Having been CEO of the GTA since 2001, we felt it was time the organisation moved on from Ross Ferrar and found some new more contemporary leadership. It is telling that the GTA has an all-male board and staff, which is typical of the gambling industry.

It is also interesting that Ferrar’s successor as GTA CEO, Chris Muir, is a former political chief of staff who also spent time at Austrac, the agency trying to combat money laundering.

As investigative journalist Michael West suggests in this recent piece, there may be money laundering going on within some NSW venues where the household losses appear abnormally high.

Muir’s political career involved working primarily for NSW Liberal Andrew Constance, both when he was NSW Treasurer and subsequently Transport and Infrastructure Minister.

Clubs NSW is hoping to sign another one of their notorious MOUs with the NSW Coalition before the 2019 election, something The Alliance is strongly opposed to.

A wide range of interesting media articles and interviews on gambling
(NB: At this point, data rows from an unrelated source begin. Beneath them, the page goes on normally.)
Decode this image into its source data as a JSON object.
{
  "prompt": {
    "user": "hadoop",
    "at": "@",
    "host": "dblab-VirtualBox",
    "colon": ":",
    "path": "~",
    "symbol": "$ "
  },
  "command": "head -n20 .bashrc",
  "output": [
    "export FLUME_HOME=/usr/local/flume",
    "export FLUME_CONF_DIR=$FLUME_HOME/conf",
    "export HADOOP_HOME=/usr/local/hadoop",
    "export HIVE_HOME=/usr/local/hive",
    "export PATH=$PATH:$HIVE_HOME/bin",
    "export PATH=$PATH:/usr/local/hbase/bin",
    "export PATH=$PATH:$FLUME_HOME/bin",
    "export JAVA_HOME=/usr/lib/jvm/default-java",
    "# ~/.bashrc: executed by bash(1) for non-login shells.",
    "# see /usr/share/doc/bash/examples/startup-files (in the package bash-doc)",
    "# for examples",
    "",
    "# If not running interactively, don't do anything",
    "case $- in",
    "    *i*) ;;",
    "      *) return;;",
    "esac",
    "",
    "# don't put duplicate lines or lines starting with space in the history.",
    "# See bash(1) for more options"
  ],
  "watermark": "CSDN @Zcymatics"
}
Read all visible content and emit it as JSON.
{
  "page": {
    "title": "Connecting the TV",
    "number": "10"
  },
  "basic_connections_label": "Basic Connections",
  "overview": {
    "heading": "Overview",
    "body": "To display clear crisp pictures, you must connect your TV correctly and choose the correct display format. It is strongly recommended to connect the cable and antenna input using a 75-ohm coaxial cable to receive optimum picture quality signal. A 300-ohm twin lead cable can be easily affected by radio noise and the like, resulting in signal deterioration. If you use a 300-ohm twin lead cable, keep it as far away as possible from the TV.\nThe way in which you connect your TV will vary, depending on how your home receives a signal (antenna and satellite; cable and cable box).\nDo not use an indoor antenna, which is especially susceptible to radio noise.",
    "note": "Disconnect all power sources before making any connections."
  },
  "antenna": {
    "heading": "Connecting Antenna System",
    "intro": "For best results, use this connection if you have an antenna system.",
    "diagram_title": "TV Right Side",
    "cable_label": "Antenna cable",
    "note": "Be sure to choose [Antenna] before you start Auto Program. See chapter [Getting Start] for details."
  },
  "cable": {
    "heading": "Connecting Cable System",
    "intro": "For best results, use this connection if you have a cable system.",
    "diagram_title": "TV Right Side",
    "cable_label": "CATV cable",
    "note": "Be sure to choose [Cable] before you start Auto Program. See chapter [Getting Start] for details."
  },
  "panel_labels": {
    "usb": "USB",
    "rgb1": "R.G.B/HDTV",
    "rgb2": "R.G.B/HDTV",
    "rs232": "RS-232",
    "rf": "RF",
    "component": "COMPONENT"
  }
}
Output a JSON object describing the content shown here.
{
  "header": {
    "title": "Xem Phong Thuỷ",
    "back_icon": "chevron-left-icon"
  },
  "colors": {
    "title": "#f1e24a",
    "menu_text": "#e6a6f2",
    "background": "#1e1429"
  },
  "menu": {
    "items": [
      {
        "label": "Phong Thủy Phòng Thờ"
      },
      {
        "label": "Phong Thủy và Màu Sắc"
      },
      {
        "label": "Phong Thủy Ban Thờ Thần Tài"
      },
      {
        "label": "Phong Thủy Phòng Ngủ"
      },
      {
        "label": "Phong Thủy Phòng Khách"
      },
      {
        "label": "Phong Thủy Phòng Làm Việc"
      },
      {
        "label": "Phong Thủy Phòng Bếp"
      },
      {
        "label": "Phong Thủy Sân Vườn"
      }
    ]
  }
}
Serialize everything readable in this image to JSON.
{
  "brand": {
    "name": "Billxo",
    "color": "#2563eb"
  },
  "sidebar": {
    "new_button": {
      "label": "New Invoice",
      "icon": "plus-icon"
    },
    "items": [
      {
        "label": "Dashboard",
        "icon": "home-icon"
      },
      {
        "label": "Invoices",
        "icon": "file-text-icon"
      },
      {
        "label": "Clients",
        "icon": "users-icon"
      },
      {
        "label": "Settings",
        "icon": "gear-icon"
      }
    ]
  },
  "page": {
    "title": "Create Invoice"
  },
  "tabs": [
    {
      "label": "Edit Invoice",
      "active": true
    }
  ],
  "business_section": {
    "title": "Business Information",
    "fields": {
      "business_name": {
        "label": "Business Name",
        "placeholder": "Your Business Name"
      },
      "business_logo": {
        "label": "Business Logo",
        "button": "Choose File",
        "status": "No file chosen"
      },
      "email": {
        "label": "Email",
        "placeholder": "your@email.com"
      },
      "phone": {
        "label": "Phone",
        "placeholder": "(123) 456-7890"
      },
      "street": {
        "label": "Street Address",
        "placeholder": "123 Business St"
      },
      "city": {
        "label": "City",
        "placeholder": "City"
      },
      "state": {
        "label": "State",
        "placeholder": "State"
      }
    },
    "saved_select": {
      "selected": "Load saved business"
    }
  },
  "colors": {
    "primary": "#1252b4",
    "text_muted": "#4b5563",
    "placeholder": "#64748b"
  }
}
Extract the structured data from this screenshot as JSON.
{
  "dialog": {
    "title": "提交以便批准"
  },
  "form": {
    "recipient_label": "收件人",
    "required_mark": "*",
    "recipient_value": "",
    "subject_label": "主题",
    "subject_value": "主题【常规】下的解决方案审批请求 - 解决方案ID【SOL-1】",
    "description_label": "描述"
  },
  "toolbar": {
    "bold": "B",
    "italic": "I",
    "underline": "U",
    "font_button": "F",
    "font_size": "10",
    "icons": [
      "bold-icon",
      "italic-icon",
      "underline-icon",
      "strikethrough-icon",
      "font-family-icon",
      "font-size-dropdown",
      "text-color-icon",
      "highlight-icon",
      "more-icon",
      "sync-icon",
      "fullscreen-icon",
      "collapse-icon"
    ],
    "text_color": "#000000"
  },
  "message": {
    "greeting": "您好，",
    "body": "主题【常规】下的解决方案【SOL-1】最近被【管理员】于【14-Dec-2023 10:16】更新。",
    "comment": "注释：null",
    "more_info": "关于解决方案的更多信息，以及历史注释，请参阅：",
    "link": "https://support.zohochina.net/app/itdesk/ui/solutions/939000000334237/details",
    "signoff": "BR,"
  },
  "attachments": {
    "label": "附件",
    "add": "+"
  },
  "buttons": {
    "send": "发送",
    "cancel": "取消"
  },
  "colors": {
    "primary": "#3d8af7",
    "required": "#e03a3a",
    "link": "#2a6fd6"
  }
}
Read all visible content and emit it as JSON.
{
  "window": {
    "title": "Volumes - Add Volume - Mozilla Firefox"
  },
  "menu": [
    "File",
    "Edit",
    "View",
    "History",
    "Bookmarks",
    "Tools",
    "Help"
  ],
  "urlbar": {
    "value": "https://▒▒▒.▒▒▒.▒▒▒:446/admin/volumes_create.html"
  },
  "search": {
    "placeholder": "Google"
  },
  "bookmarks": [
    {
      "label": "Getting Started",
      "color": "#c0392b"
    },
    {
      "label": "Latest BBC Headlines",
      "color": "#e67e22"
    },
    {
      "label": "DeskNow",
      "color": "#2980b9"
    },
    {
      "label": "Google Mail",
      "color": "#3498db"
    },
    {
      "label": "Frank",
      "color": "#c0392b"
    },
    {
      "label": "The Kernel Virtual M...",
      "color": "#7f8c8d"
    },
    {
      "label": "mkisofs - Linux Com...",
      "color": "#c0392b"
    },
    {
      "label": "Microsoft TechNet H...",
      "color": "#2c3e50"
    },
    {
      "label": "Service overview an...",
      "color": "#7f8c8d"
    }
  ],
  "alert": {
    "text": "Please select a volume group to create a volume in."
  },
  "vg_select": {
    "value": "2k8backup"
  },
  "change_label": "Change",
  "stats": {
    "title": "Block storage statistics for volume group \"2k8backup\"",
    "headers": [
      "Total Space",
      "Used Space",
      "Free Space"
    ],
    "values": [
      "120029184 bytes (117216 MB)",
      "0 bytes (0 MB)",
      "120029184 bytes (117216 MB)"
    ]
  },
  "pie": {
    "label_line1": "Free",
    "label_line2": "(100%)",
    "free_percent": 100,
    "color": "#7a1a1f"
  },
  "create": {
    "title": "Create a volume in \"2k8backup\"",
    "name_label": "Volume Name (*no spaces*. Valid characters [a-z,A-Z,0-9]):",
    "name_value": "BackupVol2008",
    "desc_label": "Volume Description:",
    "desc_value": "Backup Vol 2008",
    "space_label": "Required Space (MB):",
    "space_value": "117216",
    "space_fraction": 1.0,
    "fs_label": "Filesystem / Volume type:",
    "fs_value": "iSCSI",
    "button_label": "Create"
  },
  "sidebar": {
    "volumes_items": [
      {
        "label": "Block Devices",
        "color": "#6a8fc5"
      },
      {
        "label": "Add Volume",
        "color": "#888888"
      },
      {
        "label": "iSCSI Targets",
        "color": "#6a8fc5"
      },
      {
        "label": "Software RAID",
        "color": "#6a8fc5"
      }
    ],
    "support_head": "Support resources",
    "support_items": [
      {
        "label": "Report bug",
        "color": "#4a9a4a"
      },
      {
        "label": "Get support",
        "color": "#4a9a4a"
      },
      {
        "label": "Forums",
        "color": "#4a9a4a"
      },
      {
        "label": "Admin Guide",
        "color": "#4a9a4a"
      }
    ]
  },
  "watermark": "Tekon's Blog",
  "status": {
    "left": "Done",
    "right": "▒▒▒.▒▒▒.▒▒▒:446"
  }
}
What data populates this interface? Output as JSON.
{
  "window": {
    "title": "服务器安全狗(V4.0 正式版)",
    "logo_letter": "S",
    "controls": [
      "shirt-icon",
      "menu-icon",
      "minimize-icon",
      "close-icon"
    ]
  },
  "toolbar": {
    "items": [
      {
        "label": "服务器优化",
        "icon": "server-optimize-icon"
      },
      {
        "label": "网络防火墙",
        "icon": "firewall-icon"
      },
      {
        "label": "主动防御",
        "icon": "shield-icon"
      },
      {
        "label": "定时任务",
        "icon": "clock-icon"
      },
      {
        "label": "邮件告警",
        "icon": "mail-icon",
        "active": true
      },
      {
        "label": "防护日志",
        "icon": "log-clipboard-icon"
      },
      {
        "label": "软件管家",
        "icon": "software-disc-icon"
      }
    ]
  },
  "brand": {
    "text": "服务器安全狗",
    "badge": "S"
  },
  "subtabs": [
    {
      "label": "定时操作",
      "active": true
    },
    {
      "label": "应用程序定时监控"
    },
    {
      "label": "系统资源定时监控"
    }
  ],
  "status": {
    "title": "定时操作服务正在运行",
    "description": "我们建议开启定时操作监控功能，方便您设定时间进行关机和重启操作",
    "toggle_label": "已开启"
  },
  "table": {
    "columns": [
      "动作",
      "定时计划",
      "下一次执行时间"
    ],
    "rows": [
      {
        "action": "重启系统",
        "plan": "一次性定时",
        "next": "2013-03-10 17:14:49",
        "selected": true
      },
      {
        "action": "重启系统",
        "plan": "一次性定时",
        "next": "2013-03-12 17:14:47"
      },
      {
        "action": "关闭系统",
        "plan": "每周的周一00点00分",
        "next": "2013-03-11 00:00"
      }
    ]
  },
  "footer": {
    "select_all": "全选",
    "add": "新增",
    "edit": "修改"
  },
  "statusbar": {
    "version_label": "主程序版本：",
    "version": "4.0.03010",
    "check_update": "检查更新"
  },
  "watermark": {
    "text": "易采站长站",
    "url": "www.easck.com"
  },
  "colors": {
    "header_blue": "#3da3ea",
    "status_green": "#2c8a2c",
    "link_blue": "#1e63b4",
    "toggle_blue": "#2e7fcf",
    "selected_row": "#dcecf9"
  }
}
It was a busy Sunday night for television viewers 8 days ago when 60 Minutes broadcast this story about kids getting addicted to Fortnite and The Project ran this story about so-called skill-based poker machines which are really just an industry ruse to convert younger video gamers into poker machine gamblers.

Those two mass-market television pieces have been added to our web page linking to interesting media on gambling issues from around the world. Here are a few more interesting items that are worth sampling:

Shirt sponsors should contribute to fight gambling addiction
The Guardian, 9 September, 2018

How technology turns us into addicts
QRIUS, 8 September, 2018

Landmark study finds Australia developing a generation of gamblers
News Corp tabloids, 8 September, 2018

BBC probe exposes UK football clubs targeting kids through gambling sponsorship
BBC 5 Live, 7 September, 2018

Noosa Council pushes ahead with pokies reform
Noosa News, 7 September, 2018

Murray River shire notches up Australia's highest household pokies losses, 5 September, 2018

Coles still committed to pokies sell-off
The Age, 4 September, 2018

Brimbank losses soar 9% in July as public health crisis hits
Star Weekly, 4 September, 2018

Editorial on the Australian solution for NZ racing
NZ Herald, 4 September, 2018

Backlash over Kiwi push for racing move into pokies
Stuff, 1 September, 2018

Crown targeting Millenials with skill-based gaming
The Age, 31 August, 2018

Roger Corbett: Australia's most controversial Christian
Eternity Magazine, 29 August, 2018

Holy Dooley: how Catholic clubs make a killing out of pokies, 28 August, 2018

That’s all for now. We’ll be back with another Gambling News update within a fortnight.

Meanwhile, if you’d like to become a financial supporter of The Alliance as we strive to reduce world record levels of gambling harm in Australia, click here.

Until next time.

Do ya best,
Stephen Mayne
Editor of Gambling News
Feedback to [email protected],  0412 106 241 or DM tweet to @maynereport